Mentions: Non purgeable organic C and total dissolved N (NPOC and TDN, Table 2, Fig. 2a and b) decreased over time, with significant differences between litters from different sites at week four and eight. A strong positive relation between NPOC and TDN was observed by single linear regression analysis (p < 0.001, r2 = 0.78). The time course of NPOC was similar to that of TDN, except that TDN was highest for KL and lowest for AK most of the time. The C:N ratio of non purgeable organic C and total dissolved N (NPOC:TDN) increased between start and end of the experiment for all sites, and its time course is shown in Fig. 2c.Fig. 2

Bottom Line: At the beginning of the experiment microbial biomass increased and pools of inorganic nitrogen (N) decreased, followed by an increase in fungal PLFAs.The C:N ratio of the dissolved pool, rather than the quantity of N, was the major driver of decomposition rates.We saw dynamic changes in the microbial community from the beginning through the termination of the experiment.

View Article: PubMed Central - PubMed

Affiliation: BFW - Federal Research and Training Centre for Forests, Natural Hazards and Landscape, Seckendorff-Gudent Weg 8, 1131 Vienna, Austria ; Institute for Water Quality, Resources and Waste Management, Vienna University of Technology, Karlsplatz 13/226, 1040 Vienna, Austria.

ABSTRACT

Aims: Litter decomposition and subsequent nutrient release play a major role in forest carbon and nutrient cycling. To elucidate how soluble or bulk nutrient ratios affect the decomposition process of beech (Fagus sylvatica L.) litter, we conducted a microcosm experiment over an 8 week period. Specifically, we investigated leaf-litter from four Austrian forested sites, which varied in elemental composition (C:N:P ratio). Our aim was to gain a mechanistic understanding of early decomposition processes and to determine microbial community changes.

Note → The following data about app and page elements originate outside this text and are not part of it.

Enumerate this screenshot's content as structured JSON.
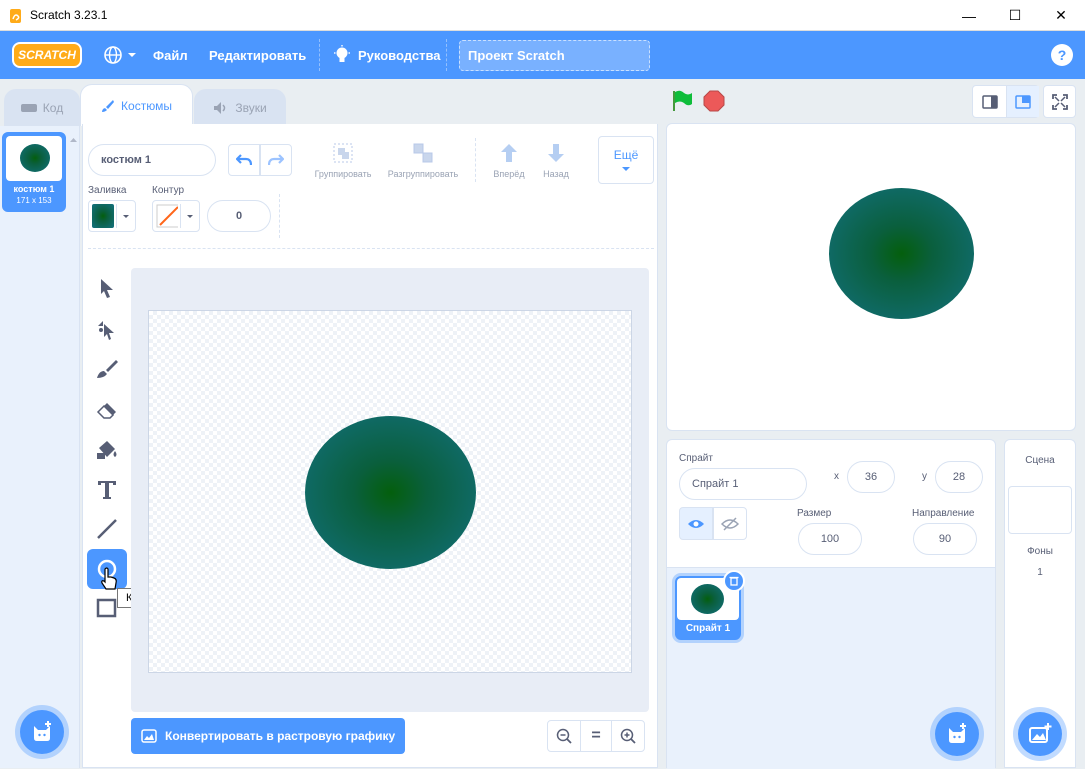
{
  "window": {
    "title": "Scratch 3.23.1",
    "minimize": "—",
    "maximize": "☐",
    "close": "✕"
  },
  "menubar": {
    "logo": "SCRATCH",
    "file": "Файл",
    "edit": "Редактировать",
    "tutorials": "Руководства",
    "project_title": "Проект Scratch",
    "help": "?"
  },
  "tabs": {
    "code": "Код",
    "costumes": "Костюмы",
    "sounds": "Звуки"
  },
  "costume_list": [
    {
      "index": "1",
      "name": "костюм 1",
      "size": "171 x 153"
    }
  ],
  "editor": {
    "costume_name": "костюм 1",
    "group": "Группировать",
    "ungroup": "Разгруппировать",
    "forward": "Вперёд",
    "backward": "Назад",
    "more": "Ещё",
    "fill_label": "Заливка",
    "outline_label": "Контур",
    "outline_width": "0",
    "convert": "Конвертировать в растровую графику",
    "tooltip": "Круг",
    "zoom_reset": "="
  },
  "sprite_info": {
    "sprite_label": "Спрайт",
    "sprite_name": "Спрайт 1",
    "x_label": "x",
    "x_value": "36",
    "y_label": "y",
    "y_value": "28",
    "size_label": "Размер",
    "size_value": "100",
    "direction_label": "Направление",
    "direction_value": "90"
  },
  "sprites": [
    {
      "name": "Спрайт 1"
    }
  ],
  "stage_panel": {
    "title": "Сцена",
    "backdrops_label": "Фоны",
    "backdrops_count": "1"
  },
  "colors": {
    "accent": "#4c97ff",
    "fill_center": "#045f0d",
    "fill_edge": "#137180",
    "go": "#0fbd3b",
    "stop": "#ec5959"
  }
}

Methods: We measured initial litter chemistry, microbial activity in terms of respiration (CO2), litter mass loss, microbial biomass C and N (Cmic and Nmic), non purgeable organic carbon (NPOC), total dissolved nitrogen (TDN), NH4 (+), NO3 (-) and microbial community composition (phospholipid fatty acids - PLFAs).

Results: At the beginning of the experiment microbial biomass increased and pools of inorganic nitrogen (N) decreased, followed by an increase in fungal PLFAs. Sites higher in NPOC:TDN (C:N of non purgeable organic C and total dissolved N), K and Mn showed higher respiration.

Conclusions: The C:N ratio of the dissolved pool, rather than the quantity of N, was the major driver of decomposition rates. We saw dynamic changes in the microbial community from the beginning through the termination of the experiment.

No MeSH data available.


Related in: MedlinePlus